In this section we toggle from concerns of to a different rhetorical canon, that of . Delivery focuses on how the compositions we develop reach an audience. This is where considerations of , , and become most pressing. These readings also take up concerns of . entails incorporating different modes of expression in a composition, such as text, image, audio, and video. Every composition is multimodal, since even written papers have a spatial and visual design, but in this section we ask you to be purposeful and overt about your use of multimodality.
The first chapter is Researching Rhetorical Forms and Delivery, which was authored by Jennifer Clary-Lemon, Derek Mueller, and Kate Pantelides. In this chapter the authors invite you to consider the various alternative ways that you might deliver your research to an audience, such as through a research poster, a performance, or a multimodal presentation.
The second chapter is Writing Multimodally, by Kate Pantelides and Erica Stone, which takes up considerations central to Delivery through a concentrated discussion of multimodality.
The objectives targeted in Rhetorical Forms and Delivery are Composing Processes, Rhetorical Knowledge, and Information Literacy.

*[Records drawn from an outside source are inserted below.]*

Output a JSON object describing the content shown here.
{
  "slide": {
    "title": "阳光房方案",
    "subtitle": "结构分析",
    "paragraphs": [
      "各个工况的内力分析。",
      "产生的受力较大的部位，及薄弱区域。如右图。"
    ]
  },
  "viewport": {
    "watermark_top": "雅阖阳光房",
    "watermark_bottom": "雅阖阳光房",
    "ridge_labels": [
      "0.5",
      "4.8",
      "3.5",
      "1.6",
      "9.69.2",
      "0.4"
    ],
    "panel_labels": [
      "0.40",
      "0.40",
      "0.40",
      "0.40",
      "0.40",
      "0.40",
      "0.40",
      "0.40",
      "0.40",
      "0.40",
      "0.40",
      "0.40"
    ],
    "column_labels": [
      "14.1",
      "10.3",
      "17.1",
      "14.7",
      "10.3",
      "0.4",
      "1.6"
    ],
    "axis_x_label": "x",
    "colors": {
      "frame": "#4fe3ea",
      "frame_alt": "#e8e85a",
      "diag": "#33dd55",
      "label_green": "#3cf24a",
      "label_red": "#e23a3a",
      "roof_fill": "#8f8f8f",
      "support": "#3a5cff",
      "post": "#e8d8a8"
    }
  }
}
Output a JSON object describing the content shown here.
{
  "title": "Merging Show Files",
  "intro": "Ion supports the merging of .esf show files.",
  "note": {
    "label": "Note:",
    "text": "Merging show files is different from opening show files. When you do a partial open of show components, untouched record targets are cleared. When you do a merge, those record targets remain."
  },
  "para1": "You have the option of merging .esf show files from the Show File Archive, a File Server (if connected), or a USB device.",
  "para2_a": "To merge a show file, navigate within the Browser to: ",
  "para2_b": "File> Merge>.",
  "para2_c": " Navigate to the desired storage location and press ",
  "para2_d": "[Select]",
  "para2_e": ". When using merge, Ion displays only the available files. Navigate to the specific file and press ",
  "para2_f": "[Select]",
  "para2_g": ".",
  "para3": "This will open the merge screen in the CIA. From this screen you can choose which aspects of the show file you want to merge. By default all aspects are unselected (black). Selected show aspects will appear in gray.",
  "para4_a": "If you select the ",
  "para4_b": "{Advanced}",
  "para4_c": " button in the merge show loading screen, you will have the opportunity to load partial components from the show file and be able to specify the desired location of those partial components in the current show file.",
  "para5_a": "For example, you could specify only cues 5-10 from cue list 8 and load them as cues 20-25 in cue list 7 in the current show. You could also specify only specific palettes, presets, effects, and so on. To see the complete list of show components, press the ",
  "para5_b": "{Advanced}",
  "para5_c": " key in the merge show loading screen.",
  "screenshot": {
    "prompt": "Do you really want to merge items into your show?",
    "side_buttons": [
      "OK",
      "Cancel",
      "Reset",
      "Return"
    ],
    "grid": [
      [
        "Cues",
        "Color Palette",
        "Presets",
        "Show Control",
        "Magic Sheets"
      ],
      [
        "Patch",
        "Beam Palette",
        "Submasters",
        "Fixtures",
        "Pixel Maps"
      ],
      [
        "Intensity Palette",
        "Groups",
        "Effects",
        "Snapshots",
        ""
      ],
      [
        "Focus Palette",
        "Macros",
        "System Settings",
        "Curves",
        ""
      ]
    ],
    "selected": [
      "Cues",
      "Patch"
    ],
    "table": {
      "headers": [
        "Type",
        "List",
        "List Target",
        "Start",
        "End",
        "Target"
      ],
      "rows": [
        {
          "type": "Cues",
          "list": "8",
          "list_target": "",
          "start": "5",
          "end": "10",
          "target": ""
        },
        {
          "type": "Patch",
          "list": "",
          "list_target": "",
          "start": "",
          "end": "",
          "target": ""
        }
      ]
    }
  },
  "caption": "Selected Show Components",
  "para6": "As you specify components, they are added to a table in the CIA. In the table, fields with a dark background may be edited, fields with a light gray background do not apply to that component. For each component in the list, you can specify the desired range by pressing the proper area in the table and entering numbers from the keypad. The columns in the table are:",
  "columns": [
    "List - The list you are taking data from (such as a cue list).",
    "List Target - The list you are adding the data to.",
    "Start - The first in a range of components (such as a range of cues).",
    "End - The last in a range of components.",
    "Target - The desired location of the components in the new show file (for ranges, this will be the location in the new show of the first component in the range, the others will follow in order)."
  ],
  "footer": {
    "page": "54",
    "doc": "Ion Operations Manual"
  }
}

Chapter 22 specifically targets varieties of rhetoric and delivery (Rhetorical Knowledge and Information Literacy), while Chapter 23 addresses multimodal writing projects (Composing Processes).
the finding out or selection of topics to be treated, or arguments to be used; often referred to as the brainstorming or prewriting stage of the writing process, though invention takes place across the writing process
how the compositions we develop reach the audience; in classical Greco-Roman rhetorical tradition, it was primarily concerned with speakers who in real-time stood before reasonably attentive audiences to speak persuasively about matters of civic concern; in modern tradition it is associated with genre, medium, circulation, and ecologies
a component of the rhetorical situation; any person or group who is the intended recipient of a message conveyed through text, speech, audio; the person/people the author is trying to influence
often thought of as a type or category of writing, e.g. business memos, organization charts, menus, book reviews; a discursive response to a recurrent, social action; materials that mediate social interaction
a system or channel through which a speaker or writer addresses their audience; an outlet that a sender uses to express meaning to their audience; can include written, verbal or nonverbal elements
the employment of more than one mode: text, sound, voice, image
a composition that incorporates more than one mode of expression, such as text, image, audio, gesture, or video